Kevin Cuff of Andover, running for state representative in the 17th Essex District as an independent, said he would help Lawrence overcome its economic difficulties by applying the “teach a man to fish” philosophy.
“I resent that,” countered his Democratic opponent, Lawrence City Council President Frank Moran. “We know how to fish.”
Moran said 95 percent of the small business owners in Lawrence are Latinos. They are hard workers and are not seeking “a handout,” he said.
Lyons, who owns a business that sells ice cream and flowers, said, “We need to fundamentally change the direction of Beacon Hill.” He mentioned three times that the last three former speakers of the Massachusetts House – Salvatore DiMasi, Thomas Finneran and Charles Flaherty – have been indicted. Three state senators have gone to jail, he said.
Lyons took L’Italien to task for taking a $100,000-a-year job in the state treasurer’s office a few days after she was defeated for re-election in 2010. He also said L’Italien “sat by” when the Legislature raised the sales tax from 5 percent to 6.25 percent.
L’Italien said the tax hike was necessary because the state faced a multi-billion-dollar deficit. As for the job in the treasurer’s office, she said she helped a “green staff” learn how to work with the Legislature.
L’Italien also said the small business/banking partnership she started in the treasurer’s office has lent $362 million to people starting businesses. Five Andover banks received $27 million of that lending capital, she said.
Taking a swipe at Lyons, she said some people find it “more fun to throw rocks and poke people in the eye.”
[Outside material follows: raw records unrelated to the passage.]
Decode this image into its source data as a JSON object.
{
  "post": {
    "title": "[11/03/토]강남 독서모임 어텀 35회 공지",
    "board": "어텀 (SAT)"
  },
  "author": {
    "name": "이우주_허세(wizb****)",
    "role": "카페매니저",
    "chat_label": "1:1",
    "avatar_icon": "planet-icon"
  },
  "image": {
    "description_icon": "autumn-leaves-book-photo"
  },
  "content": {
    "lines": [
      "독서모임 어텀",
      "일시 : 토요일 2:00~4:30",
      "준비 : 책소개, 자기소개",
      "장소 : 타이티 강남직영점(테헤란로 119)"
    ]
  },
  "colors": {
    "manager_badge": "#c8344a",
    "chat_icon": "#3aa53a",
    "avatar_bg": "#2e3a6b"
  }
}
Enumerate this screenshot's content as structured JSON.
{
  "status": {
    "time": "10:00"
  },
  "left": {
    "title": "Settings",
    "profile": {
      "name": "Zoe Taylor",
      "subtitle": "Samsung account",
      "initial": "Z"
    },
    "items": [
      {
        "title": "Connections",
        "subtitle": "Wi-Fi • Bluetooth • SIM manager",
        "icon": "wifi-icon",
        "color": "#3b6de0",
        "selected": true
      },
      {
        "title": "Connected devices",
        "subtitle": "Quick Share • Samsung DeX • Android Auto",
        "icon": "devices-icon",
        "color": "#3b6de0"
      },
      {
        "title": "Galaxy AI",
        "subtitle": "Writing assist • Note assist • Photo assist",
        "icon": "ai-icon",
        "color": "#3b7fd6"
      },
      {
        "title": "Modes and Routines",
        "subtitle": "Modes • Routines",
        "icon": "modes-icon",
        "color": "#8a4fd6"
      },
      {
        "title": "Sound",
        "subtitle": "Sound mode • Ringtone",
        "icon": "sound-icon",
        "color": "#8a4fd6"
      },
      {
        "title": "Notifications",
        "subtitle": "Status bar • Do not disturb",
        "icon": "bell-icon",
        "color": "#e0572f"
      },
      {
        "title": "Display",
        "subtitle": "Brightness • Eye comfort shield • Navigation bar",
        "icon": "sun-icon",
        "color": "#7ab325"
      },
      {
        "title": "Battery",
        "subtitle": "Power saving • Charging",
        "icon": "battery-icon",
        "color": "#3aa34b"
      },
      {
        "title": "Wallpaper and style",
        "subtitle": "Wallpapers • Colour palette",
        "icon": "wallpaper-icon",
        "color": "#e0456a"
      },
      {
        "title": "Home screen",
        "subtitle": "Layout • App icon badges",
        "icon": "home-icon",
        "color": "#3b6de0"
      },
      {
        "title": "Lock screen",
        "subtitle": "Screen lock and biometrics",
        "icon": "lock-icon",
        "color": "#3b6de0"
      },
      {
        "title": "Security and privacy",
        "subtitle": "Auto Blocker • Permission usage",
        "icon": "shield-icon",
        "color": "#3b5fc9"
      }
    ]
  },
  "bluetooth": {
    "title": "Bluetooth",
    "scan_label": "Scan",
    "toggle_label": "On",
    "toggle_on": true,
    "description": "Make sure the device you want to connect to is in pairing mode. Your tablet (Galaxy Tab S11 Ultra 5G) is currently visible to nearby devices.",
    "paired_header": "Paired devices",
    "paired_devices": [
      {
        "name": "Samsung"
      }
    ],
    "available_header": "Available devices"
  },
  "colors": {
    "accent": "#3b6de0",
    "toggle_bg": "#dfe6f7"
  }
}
“I don’t poke anyone in the eye,” Lyons shot back. Countering L’Italien’s assertion that she believes in “working together,” Lyons said, “the Democrats work together to raise taxes.”
The candidates for register of deeds, Republican Jack Wilson, Democrat Paul Iannuccillo and independent Brian Corrigan, did not criticize each other. All three promised to improve the Northern Essex Registry of Deeds website and streamline the operation.
They also said they will do the job full time. Robert Kelley, the incumbent register whom Iannuccillo knocked off in the Sept. 6 primary, was criticized for not showing up at his office.